> **Exercise**:
How many of the lines below contain "JSON"? Reply with only that figure.
[[ Task inputs open ]]
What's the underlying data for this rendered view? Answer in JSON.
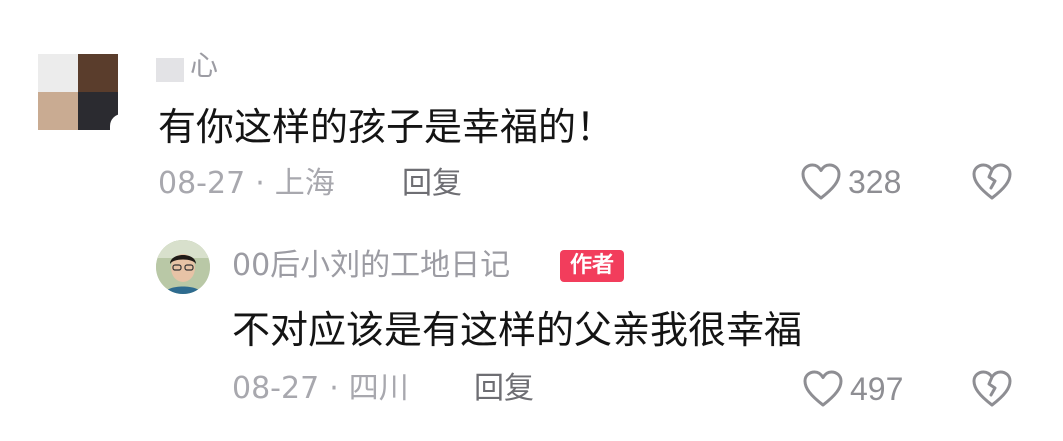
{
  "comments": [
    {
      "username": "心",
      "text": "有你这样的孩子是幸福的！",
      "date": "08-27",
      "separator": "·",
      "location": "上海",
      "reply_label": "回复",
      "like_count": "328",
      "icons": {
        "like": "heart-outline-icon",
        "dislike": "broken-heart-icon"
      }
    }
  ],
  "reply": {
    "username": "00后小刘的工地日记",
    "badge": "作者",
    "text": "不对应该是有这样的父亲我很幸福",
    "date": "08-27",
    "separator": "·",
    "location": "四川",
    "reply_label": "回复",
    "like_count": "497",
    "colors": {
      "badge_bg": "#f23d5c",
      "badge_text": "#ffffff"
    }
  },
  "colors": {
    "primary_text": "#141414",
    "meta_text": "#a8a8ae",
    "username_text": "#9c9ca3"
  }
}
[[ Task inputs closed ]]
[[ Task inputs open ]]
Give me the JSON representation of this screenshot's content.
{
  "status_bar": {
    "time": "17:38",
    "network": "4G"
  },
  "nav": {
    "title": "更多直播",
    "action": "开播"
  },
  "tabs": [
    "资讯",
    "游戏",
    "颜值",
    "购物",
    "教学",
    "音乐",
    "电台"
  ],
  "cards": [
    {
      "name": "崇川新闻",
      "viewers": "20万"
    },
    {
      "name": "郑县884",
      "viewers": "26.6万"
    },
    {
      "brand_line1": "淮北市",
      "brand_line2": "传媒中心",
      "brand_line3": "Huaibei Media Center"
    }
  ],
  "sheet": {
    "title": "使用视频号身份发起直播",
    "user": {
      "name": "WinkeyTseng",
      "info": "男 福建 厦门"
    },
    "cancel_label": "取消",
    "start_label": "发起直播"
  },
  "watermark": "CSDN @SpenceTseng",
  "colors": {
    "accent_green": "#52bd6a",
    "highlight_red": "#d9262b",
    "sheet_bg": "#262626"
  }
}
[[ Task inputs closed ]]
> **Your response**:
2